A fading sunflower has a stem that seems dry and brittle with drooping leaves. The flower is not receiving enough water to live. The plant can’t access the water it needs from the earth because the soil is too dry. The sunflower is withering in this condition.
2. The Leaves Have Black or Brown Patches
Although the exact source of this issue is unknown, it may be brought on by a variety of things, such as illness, pests, or even climate change. Scientists are frantically trying to figure out what is killing sunflowers, regardless of the cause.
In the meantime, gardeners can keep sunflowers from dying by watching for black or brown spots on the leaves and taking care of them right away. Hopefully, we’ll discover the cause of our sunflowers’ demise soon and prevent their extinction.
3. Leaves Are Beginning To Fall to the Ground
The leaves are losing their grip on the stem and becoming brown and yellow. The plant is deteriorating from the inside out. Sunflowers commonly experience this issue. They just last a few weeks at most, not very long. They begin to perish after blooming. You won’t be able to do much to save them. Just take advantage of them now.
4. The Flowers Are Far Between and Few
The sunflower, once a common sight in fields and bouquets during the summer, is in risk of extinction. Scientists believe they may understand why the plant has been producing fewer blossoms over time.
A small parasitic wasp that deposits its eggs inside the sunflower’s buds is most likely to blame.
5. The Flowers Are Dying and Dropping Petals

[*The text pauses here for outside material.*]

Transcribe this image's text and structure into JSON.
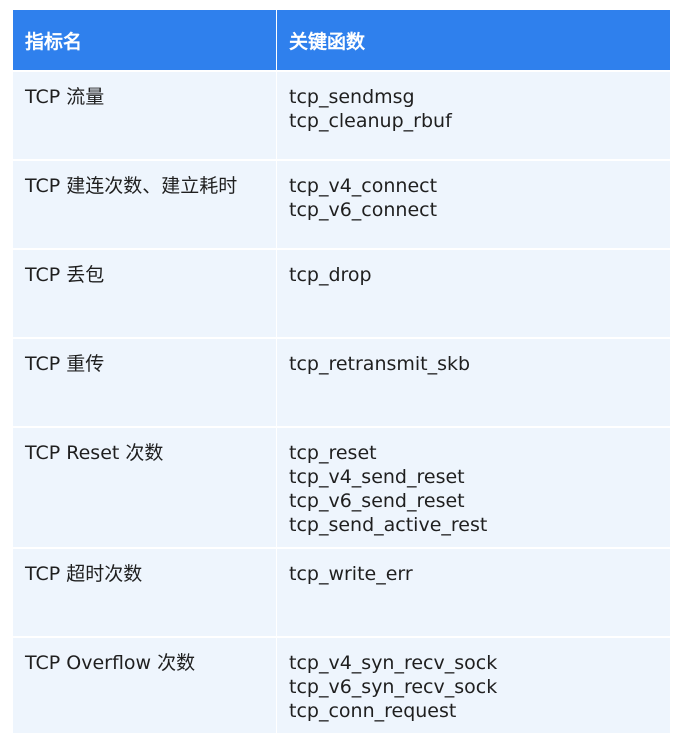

There are many reasons for the sudden drop in the number of sunflowers, but climate change is most likely to blame. Sunflowers are having a hard time staying alive because the temperature is going up and the weather is getting worse. They have already gone extinct in various areas of the planet.
Sunflowers are an important part of our ecosystem, so we should be worried about more than just how they look. They feed bees and other insects and aid in the pollination of other plants.
How Do You Save Dying Sunflowers?
August is the month when sunflowers start to droop, their petals fall off, and their leaves turn brown. If you want to keep your sunflowers looking healthy and vibrant, there are a few things you can do.
- Make sure they are getting enough water. Sunflowers need about 1 inch of water per week, so water them deeply about once a week. Check the soil to make sure it is not too dry or too wet. The ideal soil for a sunflower is moist but not soggy.
- Make sure it is getting enough sunlight. If it is indoors, move it to a sunny spot.
- Fertilize your sunflowers every two weeks with a half-strength fertilizer solution. Fertilize your sunflower with a balanced fertilizer designed for flowers. This will give it the nutrients it needs to stay healthy and bloom. This will give them the nutrients they need to stay strong and healthy.
- Deadhead your sunflowers regularly. This means removing any dead or dying flowers from the plant.
Sunflowers are one of the most recognizable flowers in the world. With their big, bright heads and long stems, they’re a popular addition to gardens and bouquets. But what happens to sunflowers in the winter? Do they die?
Sunflowers are annual plants, which means they only live for one growing season. They start to bloom in late summer and continue blooming into fall. Once the weather starts to get cold and the days get shorter, sunflowers bloom before they die. The leaves turn yellow and drop off, and the flower heads droop. Eventually, the entire plant will turn brown and die.
But there’s no need to worry! Sunflowers are easy to grow, so you can plant them again next year. They’ll come back bigger and brighter than ever before.